In our Primary, the majority of the children were from single parent homes. Since I’d grown up in the era of political correctness, I decided it was time to be progressive. When Father’s Day approached, I opted for us to skip over the requisite, “I’m So Glad When Daddy Comes Home.” After all, most of the kids never saw their fathers. There was no need to cause these children unnecessary pain. Father’s Day slid by without notice.

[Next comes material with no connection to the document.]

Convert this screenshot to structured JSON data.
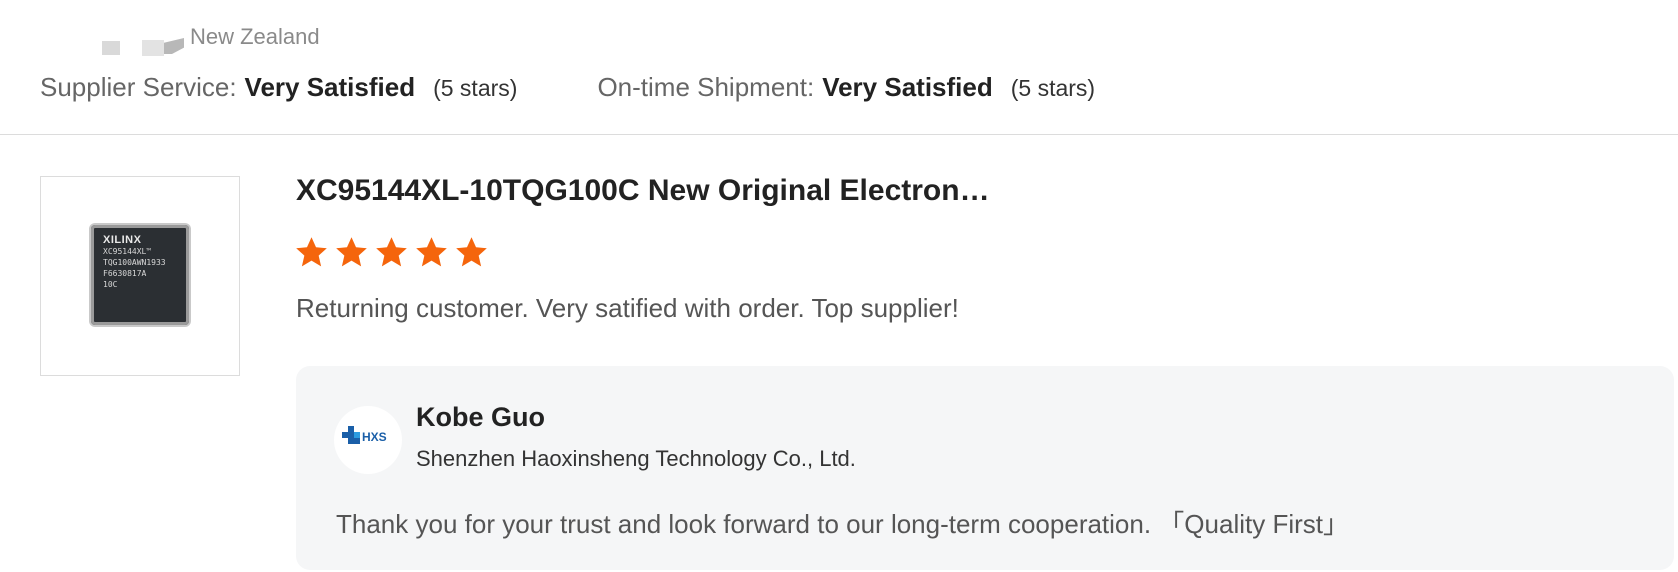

Well, the next year, under the direction of a new primary chorister, these same children stood and proudly sang, “I’m So Glad When Daddy Comes Home.” The chorister was no stranger to family challenges. A convert of a decade, she had a blended family and was in a second marriage. She was aware that many of these children had no father, but she believed in the message of the song. From watching the children, I could tell they did, too.